In the gaming sector, pursuant to Law 4002/2011, internet service providers are prohibited from providing access, attempted by an IP address located in Greece, to websites of gaming operators who have not obtained a Greek licence, the details of which are included in a black list that is kept by the Hellenic Gaming Commission.
POWER TO TAKE CONTROL OF VODAFONE’S NETWORK
Constitution of Greece
Under Article 48 of the Constitution of Greece, in the event of war, mobilisation due to external threats, an immediate threat to national security or an armed coup to overturn democracy, the Parliament has the power, following the government’s recommendation, to implement special measures. In this case, applicability of Article 19 of the Constitution of Greece, among others, may be suspended. Potentially, such measures could include taking control of Vodafone’s network, although this is not expressly mentioned. The validity of these measures is limited to a period of 15 days, although this term may be extended fortnightly by Parliament.
The decision of the Parliament to adopt special measures in a national emergency situation must be taken in one sitting by a three- fifths majority of the total number of its members. In deciding whether to extend the duration of those special measures, a majority of members of the Parliament must vote in favour of the extension in one sitting.
Oversight of the Use of Powers (Censorship-related)
Decisions taken by public authorities, such as EETT, are subject to judicial review by the competent administrative courts.
The measures adopted pursuant to Article 20(9)(c) of Law 4070/2012 are reviewed regularly and at least every two years, at which point the results of the review are published.
Encryption and Law Enforcement Assistance
1. Does the government have the legal authority to require a telecommunications operator to decrypt communications data where the encryption in question has been applied by that operator and the operator holds the key?
Yes. Article 8(7) of Presidential Decree 47/2005 expressly provides that, during the execution of an order, a service provider who encrypts data should deliver or forward the requested data in decrypted form. According to Article 8(9) of Presidential Decree 47/2005, service and network providers are obliged to provide competent authorities with:
a. all interfaces from which requested communication data may be transferred to monitoring facilities;
b. communication content and data at the time communication is carried out;
c. information and assistance in order to be verified that communication data reaching the interface are identical to the target; and
d. assurances that the reliability of the interconnection system is at the same level as the one offered through provided services to subscribers and users.
2. Does the government have the legal authority to require a telecommunications operator to decrypt data carried across its networks (as part of a telecommunications service or otherwise) where the encryption has been applied by a third party?
No explicit reference is made in statutory law to encryption applied by a third party; however, the following may apply:
Article 3(1) of Presidential Decree 47/2005 expressly states that the withdrawal of confidentiality refers to any type of communication which is being carried out either through a communications network or through a service provider and by a subscriber or user against whom the withdrawal of confidentiality is being ordered.
3. Can a telecommunications operator lawfully offer end-to-end encryption on its communications services when it cannot break that encryption and therefore could not supply a law enforcement agency with access to cleartext metadata and the content of the communication on receipt of a lawful demand?
There are no specific statutory rules applicable to end-to-end encryption in this type of scenario.
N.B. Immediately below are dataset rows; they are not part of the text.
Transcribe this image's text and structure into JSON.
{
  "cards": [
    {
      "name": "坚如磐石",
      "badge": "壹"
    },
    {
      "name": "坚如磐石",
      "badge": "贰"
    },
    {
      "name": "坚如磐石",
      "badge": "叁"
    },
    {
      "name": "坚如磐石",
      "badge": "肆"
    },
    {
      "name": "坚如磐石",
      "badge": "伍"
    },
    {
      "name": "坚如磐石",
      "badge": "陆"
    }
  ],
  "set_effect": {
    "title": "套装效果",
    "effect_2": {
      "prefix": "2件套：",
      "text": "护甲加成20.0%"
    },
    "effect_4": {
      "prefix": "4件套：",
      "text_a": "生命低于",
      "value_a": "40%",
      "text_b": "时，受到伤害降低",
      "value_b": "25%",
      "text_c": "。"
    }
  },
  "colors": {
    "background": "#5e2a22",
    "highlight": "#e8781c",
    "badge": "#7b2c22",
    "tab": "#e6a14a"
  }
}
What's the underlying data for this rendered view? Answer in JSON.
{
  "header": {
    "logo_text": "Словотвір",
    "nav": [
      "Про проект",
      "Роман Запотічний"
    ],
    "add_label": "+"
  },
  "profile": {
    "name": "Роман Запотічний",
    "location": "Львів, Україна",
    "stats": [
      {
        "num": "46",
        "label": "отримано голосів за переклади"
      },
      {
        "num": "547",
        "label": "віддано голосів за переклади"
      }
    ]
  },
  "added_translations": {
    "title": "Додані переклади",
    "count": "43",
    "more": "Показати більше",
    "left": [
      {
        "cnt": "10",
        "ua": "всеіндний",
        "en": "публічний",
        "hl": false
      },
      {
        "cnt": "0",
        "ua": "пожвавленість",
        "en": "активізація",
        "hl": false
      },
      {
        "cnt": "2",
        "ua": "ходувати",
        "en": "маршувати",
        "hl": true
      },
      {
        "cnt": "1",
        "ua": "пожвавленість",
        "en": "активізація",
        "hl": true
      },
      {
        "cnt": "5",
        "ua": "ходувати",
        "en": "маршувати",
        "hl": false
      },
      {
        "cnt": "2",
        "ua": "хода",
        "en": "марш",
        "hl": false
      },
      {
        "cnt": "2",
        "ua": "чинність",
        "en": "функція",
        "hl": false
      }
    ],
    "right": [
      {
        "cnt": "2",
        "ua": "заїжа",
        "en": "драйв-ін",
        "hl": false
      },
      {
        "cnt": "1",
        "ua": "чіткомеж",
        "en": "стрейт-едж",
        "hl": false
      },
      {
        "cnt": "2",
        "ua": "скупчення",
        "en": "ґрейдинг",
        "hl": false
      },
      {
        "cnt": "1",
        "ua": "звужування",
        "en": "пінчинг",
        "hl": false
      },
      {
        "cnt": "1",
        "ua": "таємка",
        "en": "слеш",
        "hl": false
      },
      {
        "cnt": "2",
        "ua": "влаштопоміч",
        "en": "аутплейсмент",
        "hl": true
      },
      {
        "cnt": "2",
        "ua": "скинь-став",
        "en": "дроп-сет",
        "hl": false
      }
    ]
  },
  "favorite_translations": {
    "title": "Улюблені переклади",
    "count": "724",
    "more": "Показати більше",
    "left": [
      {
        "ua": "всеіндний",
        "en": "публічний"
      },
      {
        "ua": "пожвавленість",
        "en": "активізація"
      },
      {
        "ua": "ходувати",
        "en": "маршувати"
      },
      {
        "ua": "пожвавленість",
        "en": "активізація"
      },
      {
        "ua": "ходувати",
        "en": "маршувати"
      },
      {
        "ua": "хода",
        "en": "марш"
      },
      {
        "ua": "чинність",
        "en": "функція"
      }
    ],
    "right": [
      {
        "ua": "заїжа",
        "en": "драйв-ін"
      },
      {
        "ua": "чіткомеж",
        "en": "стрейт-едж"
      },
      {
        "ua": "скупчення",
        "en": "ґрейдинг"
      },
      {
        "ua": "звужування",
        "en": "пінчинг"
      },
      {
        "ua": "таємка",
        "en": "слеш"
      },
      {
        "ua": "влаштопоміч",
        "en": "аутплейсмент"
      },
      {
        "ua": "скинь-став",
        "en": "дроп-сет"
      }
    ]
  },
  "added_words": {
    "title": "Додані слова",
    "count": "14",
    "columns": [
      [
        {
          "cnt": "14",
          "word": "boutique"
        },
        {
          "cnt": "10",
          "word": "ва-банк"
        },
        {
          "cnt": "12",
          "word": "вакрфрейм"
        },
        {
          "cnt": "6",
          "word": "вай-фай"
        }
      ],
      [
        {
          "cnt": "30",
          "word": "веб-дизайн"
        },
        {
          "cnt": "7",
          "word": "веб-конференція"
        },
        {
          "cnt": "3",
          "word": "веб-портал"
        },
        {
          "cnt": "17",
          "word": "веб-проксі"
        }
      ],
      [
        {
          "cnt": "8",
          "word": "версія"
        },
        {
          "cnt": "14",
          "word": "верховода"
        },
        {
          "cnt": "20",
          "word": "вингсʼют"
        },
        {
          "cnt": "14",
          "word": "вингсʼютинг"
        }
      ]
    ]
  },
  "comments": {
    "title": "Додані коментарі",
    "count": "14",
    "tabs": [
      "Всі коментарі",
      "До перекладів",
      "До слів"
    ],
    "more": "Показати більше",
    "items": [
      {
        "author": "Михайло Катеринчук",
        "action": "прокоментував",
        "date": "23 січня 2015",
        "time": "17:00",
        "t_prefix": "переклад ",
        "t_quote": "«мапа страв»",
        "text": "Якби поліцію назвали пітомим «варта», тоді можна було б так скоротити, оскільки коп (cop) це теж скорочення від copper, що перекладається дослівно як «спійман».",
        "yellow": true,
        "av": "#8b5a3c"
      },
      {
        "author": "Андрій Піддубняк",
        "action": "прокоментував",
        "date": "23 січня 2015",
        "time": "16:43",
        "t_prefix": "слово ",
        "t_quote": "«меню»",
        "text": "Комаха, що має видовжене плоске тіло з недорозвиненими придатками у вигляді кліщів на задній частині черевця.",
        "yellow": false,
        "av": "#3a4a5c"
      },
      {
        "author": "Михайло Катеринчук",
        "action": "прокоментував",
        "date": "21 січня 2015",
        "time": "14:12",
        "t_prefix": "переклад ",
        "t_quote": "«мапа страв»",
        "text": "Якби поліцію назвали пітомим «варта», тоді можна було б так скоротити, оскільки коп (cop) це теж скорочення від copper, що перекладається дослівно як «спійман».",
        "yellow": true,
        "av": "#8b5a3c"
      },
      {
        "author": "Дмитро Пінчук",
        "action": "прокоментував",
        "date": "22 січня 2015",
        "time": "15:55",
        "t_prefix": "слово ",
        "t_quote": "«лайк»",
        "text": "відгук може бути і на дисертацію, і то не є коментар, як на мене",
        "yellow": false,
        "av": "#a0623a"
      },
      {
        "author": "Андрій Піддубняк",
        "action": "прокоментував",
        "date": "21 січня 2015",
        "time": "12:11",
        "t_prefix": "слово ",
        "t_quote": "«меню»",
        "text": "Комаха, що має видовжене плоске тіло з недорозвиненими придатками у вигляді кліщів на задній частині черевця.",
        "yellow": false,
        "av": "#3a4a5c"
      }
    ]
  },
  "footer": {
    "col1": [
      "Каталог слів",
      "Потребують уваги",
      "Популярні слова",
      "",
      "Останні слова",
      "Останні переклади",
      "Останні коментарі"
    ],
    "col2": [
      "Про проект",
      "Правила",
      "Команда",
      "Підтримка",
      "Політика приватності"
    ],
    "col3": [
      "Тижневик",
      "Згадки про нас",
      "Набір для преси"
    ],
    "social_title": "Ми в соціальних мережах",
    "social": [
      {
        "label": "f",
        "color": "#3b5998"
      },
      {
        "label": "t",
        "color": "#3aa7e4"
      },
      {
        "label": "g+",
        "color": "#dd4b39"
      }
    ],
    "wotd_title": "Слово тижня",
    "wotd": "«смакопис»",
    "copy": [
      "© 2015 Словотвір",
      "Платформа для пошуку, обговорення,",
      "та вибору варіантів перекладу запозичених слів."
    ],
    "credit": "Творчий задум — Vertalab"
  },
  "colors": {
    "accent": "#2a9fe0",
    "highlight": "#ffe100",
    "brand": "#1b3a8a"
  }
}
However, as it results from the spirit of the law, service and network providers should always be in a position to cooperate with the authorities and provide the requested information.
4. Please provide examples in this jurisdiction where legislation which predated the advent of commercial encryption (which Vodafone estimate to be circa 1990) has been applied to contemporary cases involving encryption.
There are no such legal precedents in Greece.